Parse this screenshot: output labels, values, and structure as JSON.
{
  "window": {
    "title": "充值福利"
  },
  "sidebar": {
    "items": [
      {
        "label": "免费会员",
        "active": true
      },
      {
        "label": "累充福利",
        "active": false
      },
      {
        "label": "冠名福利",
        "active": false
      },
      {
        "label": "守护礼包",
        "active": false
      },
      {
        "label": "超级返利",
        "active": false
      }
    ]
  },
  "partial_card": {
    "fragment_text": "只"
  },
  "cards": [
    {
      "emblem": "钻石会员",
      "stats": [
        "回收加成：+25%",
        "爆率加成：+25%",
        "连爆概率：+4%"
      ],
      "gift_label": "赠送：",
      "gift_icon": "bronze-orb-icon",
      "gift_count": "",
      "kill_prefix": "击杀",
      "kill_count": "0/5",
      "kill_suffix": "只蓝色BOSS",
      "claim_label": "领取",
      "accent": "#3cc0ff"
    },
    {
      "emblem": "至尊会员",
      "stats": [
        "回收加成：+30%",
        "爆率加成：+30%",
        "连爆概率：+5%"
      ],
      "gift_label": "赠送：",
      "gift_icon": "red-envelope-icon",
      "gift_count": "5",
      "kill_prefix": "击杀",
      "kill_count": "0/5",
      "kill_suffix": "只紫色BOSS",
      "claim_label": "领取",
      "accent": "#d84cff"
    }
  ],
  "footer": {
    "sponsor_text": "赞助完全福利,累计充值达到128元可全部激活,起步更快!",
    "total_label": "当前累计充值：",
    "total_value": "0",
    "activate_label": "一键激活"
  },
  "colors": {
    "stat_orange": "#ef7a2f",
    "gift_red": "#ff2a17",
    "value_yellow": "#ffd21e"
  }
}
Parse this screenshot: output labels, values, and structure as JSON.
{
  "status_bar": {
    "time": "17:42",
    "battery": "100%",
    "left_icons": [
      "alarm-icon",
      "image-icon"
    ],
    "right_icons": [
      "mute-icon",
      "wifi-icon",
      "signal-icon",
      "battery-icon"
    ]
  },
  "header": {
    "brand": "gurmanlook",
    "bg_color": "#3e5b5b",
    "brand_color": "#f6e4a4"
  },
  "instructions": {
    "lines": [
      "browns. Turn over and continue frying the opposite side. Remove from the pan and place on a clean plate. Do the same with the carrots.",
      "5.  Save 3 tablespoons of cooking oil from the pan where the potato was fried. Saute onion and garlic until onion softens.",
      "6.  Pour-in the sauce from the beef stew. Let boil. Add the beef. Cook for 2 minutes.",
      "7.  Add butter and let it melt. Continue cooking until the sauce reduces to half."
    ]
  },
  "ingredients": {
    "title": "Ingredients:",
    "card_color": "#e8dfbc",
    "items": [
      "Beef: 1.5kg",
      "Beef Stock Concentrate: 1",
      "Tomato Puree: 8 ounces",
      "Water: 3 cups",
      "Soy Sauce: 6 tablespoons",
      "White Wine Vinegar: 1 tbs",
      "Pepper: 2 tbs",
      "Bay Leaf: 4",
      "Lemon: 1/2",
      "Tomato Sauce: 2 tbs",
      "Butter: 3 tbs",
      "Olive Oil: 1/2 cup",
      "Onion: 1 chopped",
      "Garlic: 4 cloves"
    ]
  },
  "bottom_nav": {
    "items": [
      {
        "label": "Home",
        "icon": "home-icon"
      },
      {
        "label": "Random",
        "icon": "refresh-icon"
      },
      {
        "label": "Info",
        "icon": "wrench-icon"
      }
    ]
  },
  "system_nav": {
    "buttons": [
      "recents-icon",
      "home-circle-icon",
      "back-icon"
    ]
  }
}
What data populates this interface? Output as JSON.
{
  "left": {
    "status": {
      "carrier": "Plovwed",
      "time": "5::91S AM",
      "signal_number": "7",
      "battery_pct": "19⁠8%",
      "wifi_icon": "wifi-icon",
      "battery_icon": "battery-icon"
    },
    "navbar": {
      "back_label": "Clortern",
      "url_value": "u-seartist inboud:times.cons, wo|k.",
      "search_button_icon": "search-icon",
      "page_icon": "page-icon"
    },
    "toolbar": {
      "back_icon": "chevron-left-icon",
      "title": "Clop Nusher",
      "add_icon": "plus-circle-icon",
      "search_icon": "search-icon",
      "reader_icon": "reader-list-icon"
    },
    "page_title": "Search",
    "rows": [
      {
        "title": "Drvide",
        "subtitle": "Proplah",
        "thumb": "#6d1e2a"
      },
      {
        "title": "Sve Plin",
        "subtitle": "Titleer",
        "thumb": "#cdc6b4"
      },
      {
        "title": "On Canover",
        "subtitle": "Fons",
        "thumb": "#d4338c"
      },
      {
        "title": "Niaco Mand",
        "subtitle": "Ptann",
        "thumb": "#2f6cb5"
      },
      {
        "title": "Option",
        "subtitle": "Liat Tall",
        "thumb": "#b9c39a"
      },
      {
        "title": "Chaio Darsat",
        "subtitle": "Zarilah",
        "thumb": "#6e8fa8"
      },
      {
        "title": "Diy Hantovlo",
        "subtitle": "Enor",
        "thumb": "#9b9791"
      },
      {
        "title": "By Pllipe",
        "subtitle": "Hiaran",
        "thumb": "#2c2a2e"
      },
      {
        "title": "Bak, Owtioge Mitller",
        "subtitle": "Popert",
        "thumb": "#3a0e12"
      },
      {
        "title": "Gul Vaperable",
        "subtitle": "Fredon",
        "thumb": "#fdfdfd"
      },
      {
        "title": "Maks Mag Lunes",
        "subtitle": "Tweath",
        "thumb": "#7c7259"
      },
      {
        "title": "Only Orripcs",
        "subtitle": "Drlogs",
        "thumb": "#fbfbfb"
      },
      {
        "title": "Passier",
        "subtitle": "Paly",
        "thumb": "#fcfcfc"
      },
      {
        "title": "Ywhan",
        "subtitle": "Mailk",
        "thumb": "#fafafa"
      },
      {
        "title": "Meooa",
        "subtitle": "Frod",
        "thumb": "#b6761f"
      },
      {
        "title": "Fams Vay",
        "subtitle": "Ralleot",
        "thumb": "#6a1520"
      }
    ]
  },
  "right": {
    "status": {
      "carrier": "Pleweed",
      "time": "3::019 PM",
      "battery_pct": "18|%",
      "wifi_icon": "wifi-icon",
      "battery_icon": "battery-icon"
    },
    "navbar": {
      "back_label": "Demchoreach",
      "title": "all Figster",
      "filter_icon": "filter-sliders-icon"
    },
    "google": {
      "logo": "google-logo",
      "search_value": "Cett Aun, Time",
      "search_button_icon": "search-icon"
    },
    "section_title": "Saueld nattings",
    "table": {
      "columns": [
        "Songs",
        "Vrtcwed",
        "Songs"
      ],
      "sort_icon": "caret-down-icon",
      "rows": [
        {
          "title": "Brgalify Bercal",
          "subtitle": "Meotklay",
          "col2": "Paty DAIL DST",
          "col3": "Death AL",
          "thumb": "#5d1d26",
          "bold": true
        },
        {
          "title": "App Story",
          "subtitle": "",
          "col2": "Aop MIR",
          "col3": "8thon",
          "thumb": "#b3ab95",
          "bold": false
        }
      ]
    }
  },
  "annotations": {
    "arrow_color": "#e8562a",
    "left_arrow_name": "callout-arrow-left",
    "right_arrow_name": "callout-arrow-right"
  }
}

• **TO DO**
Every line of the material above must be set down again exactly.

• **OUTPUT BELOW**
Parse this screenshot: output labels, values, and structure as JSON.
{
  "window": {
    "title": "充值福利"
  },
  "sidebar": {
    "items": [
      {
        "label": "免费会员",
        "active": true
      },
      {
        "label": "累充福利",
        "active": false
      },
      {
        "label": "冠名福利",
        "active": false
      },
      {
        "label": "守护礼包",
        "active": false
      },
      {
        "label": "超级返利",
        "active": false
      }
    ]
  },
  "partial_card": {
    "fragment_text": "只"
  },
  "cards": [
    {
      "emblem": "钻石会员",
      "stats": [
        "回收加成：+25%",
        "爆率加成：+25%",
        "连爆概率：+4%"
      ],
      "gift_label": "赠送：",
      "gift_icon": "bronze-orb-icon",
      "gift_count": "",
      "kill_prefix": "击杀",
      "kill_count": "0/5",
      "kill_suffix": "只蓝色BOSS",
      "claim_label": "领取",
      "accent": "#3cc0ff"
    },
    {
      "emblem": "至尊会员",
      "stats": [
        "回收加成：+30%",
        "爆率加成：+30%",
        "连爆概率：+5%"
      ],
      "gift_label": "赠送：",
      "gift_icon": "red-envelope-icon",
      "gift_count": "5",
      "kill_prefix": "击杀",
      "kill_count": "0/5",
      "kill_suffix": "只紫色BOSS",
      "claim_label": "领取",
      "accent": "#d84cff"
    }
  ],
  "footer": {
    "sponsor_text": "赞助完全福利,累计充值达到128元可全部激活,起步更快!",
    "total_label": "当前累计充值：",
    "total_value": "0",
    "activate_label": "一键激活"
  },
  "colors": {
    "stat_orange": "#ef7a2f",
    "gift_red": "#ff2a17",
    "value_yellow": "#ffd21e"
  }
}
Parse this screenshot: output labels, values, and structure as JSON.
{
  "status_bar": {
    "time": "17:42",
    "battery": "100%",
    "left_icons": [
      "alarm-icon",
      "image-icon"
    ],
    "right_icons": [
      "mute-icon",
      "wifi-icon",
      "signal-icon",
      "battery-icon"
    ]
  },
  "header": {
    "brand": "gurmanlook",
    "bg_color": "#3e5b5b",
    "brand_color": "#f6e4a4"
  },
  "instructions": {
    "lines": [
      "browns. Turn over and continue frying the opposite side. Remove from the pan and place on a clean plate. Do the same with the carrots.",
      "5.  Save 3 tablespoons of cooking oil from the pan where the potato was fried. Saute onion and garlic until onion softens.",
      "6.  Pour-in the sauce from the beef stew. Let boil. Add the beef. Cook for 2 minutes.",
      "7.  Add butter and let it melt. Continue cooking until the sauce reduces to half."
    ]
  },
  "ingredients": {
    "title": "Ingredients:",
    "card_color": "#e8dfbc",
    "items": [
      "Beef: 1.5kg",
      "Beef Stock Concentrate: 1",
      "Tomato Puree: 8 ounces",
      "Water: 3 cups",
      "Soy Sauce: 6 tablespoons",
      "White Wine Vinegar: 1 tbs",
      "Pepper: 2 tbs",
      "Bay Leaf: 4",
      "Lemon: 1/2",
      "Tomato Sauce: 2 tbs",
      "Butter: 3 tbs",
      "Olive Oil: 1/2 cup",
      "Onion: 1 chopped",
      "Garlic: 4 cloves"
    ]
  },
  "bottom_nav": {
    "items": [
      {
        "label": "Home",
        "icon": "home-icon"
      },
      {
        "label": "Random",
        "icon": "refresh-icon"
      },
      {
        "label": "Info",
        "icon": "wrench-icon"
      }
    ]
  },
  "system_nav": {
    "buttons": [
      "recents-icon",
      "home-circle-icon",
      "back-icon"
    ]
  }
}
What data populates this interface? Output as JSON.
{
  "left": {
    "status": {
      "carrier": "Plovwed",
      "time": "5::91S AM",
      "signal_number": "7",
      "battery_pct": "19⁠8%",
      "wifi_icon": "wifi-icon",
      "battery_icon": "battery-icon"
    },
    "navbar": {
      "back_label": "Clortern",
      "url_value": "u-seartist inboud:times.cons, wo|k.",
      "search_button_icon": "search-icon",
      "page_icon": "page-icon"
    },
    "toolbar": {
      "back_icon": "chevron-left-icon",
      "title": "Clop Nusher",
      "add_icon": "plus-circle-icon",
      "search_icon": "search-icon",
      "reader_icon": "reader-list-icon"
    },
    "page_title": "Search",
    "rows": [
      {
        "title": "Drvide",
        "subtitle": "Proplah",
        "thumb": "#6d1e2a"
      },
      {
        "title": "Sve Plin",
        "subtitle": "Titleer",
        "thumb": "#cdc6b4"
      },
      {
        "title": "On Canover",
        "subtitle": "Fons",
        "thumb": "#d4338c"
      },
      {
        "title": "Niaco Mand",
        "subtitle": "Ptann",
        "thumb": "#2f6cb5"
      },
      {
        "title": "Option",
        "subtitle": "Liat Tall",
        "thumb": "#b9c39a"
      },
      {
        "title": "Chaio Darsat",
        "subtitle": "Zarilah",
        "thumb": "#6e8fa8"
      },
      {
        "title": "Diy Hantovlo",
        "subtitle": "Enor",
        "thumb": "#9b9791"
      },
      {
        "title": "By Pllipe",
        "subtitle": "Hiaran",
        "thumb": "#2c2a2e"
      },
      {
        "title": "Bak, Owtioge Mitller",
        "subtitle": "Popert",
        "thumb": "#3a0e12"
      },
      {
        "title": "Gul Vaperable",
        "subtitle": "Fredon",
        "thumb": "#fdfdfd"
      },
      {
        "title": "Maks Mag Lunes",
        "subtitle": "Tweath",
        "thumb": "#7c7259"
      },
      {
        "title": "Only Orripcs",
        "subtitle": "Drlogs",
        "thumb": "#fbfbfb"
      },
      {
        "title": "Passier",
        "subtitle": "Paly",
        "thumb": "#fcfcfc"
      },
      {
        "title": "Ywhan",
        "subtitle": "Mailk",
        "thumb": "#fafafa"
      },
      {
        "title": "Meooa",
        "subtitle": "Frod",
        "thumb": "#b6761f"
      },
      {
        "title": "Fams Vay",
        "subtitle": "Ralleot",
        "thumb": "#6a1520"
      }
    ]
  },
  "right": {
    "status": {
      "carrier": "Pleweed",
      "time": "3::019 PM",
      "battery_pct": "18|%",
      "wifi_icon": "wifi-icon",
      "battery_icon": "battery-icon"
    },
    "navbar": {
      "back_label": "Demchoreach",
      "title": "all Figster",
      "filter_icon": "filter-sliders-icon"
    },
    "google": {
      "logo": "google-logo",
      "search_value": "Cett Aun, Time",
      "search_button_icon": "search-icon"
    },
    "section_title": "Saueld nattings",
    "table": {
      "columns": [
        "Songs",
        "Vrtcwed",
        "Songs"
      ],
      "sort_icon": "caret-down-icon",
      "rows": [
        {
          "title": "Brgalify Bercal",
          "subtitle": "Meotklay",
          "col2": "Paty DAIL DST",
          "col3": "Death AL",
          "thumb": "#5d1d26",
          "bold": true
        },
        {
          "title": "App Story",
          "subtitle": "",
          "col2": "Aop MIR",
          "col3": "8thon",
          "thumb": "#b3ab95",
          "bold": false
        }
      ]
    }
  },
  "annotations": {
    "arrow_color": "#e8562a",
    "left_arrow_name": "callout-arrow-left",
    "right_arrow_name": "callout-arrow-right"
  }
}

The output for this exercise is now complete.